Increased genetic risk for obesity doesn’t necessarily mean you’ll become obese, and maintaining a more physically-active lifestyle may decrease the obesity risk contributed byyour genetics, says Lu Qi, MD, PhD, senior author of a recent study on the topic published in Diabetes and director of the Tulane University Obesity Research Center in New Orleans.
Qi and colleagues analyzed data from 9,390 female and 5,291 male health professionals. The researchers assessed changes in self-reported physical activity over five 4-year intervals. And they checked genetic risk of increased body mass index (BMI) and percent body fat, summarized as genetic risk scores.

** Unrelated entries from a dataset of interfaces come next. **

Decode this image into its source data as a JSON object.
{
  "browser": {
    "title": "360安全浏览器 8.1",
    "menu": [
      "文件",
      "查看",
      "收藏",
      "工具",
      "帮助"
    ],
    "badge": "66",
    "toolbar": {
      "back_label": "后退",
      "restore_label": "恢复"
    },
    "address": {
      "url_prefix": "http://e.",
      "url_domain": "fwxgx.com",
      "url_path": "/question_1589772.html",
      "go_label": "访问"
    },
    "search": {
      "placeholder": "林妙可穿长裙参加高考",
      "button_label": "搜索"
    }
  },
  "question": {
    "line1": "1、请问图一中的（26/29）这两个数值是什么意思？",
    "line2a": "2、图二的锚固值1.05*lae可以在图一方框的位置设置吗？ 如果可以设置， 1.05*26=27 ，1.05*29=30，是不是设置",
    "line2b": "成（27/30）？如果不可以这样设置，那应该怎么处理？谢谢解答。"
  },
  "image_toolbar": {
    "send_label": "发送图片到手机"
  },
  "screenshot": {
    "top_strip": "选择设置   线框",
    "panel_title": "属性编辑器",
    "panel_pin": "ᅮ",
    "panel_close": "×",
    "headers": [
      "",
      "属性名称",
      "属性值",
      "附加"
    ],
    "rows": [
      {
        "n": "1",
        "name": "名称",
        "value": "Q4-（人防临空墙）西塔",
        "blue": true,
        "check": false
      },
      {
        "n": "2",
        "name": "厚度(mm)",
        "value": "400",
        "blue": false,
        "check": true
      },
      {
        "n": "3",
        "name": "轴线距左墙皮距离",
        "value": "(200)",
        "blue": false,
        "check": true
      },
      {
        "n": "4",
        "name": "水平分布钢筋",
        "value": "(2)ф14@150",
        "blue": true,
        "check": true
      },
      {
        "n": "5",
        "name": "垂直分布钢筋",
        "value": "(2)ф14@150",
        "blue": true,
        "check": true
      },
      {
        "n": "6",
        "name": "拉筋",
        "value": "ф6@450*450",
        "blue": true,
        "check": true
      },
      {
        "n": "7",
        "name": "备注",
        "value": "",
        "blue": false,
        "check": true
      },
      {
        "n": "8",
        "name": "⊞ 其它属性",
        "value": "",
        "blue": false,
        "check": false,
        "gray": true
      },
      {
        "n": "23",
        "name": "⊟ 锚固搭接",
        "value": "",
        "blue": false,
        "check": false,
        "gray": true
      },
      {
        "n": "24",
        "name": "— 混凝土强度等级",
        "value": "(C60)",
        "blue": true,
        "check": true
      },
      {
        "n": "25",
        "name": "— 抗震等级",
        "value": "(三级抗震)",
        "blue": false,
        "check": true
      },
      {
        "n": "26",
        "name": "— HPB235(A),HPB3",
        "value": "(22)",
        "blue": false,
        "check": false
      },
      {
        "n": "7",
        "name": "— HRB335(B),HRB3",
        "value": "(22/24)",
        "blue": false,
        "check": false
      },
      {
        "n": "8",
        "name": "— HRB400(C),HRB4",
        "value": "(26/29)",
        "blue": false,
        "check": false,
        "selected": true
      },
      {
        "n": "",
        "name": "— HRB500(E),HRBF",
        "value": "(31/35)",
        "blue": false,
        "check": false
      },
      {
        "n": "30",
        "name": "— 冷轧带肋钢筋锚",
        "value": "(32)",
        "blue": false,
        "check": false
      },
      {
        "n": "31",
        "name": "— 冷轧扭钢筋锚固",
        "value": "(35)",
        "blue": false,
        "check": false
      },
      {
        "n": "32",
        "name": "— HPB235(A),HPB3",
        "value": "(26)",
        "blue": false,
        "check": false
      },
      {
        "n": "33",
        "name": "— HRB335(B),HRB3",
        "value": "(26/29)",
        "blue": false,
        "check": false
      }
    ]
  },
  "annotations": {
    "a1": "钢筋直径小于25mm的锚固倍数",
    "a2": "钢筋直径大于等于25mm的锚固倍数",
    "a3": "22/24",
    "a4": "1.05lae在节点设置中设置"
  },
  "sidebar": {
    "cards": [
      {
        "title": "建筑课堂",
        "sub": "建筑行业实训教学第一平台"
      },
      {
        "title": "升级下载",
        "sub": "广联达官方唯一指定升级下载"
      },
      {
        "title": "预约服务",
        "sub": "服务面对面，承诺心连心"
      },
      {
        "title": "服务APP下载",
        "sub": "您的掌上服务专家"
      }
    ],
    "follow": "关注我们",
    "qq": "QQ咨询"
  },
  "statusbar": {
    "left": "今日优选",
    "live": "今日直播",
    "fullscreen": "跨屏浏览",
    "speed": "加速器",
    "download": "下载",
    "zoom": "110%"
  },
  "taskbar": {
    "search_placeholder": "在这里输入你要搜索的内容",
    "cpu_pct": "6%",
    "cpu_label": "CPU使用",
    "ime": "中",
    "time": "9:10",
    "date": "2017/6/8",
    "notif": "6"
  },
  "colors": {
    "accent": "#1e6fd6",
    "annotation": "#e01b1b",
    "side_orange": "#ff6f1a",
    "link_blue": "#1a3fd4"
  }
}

The highest genetic risk scores for obesity and the greatest decreases in physical activity were associated with the greatest increases in BMI and, even more-so, with increases in percent body fat every four years. But, these changes were diminished by increased physical activity, especially in those at greater genetic risk. “Everyone carries some genetic risk for obesity, although to varying degrees, so increasing physical activity could benefit all,” Qi says.
To learn more: Diabetes, online July 2017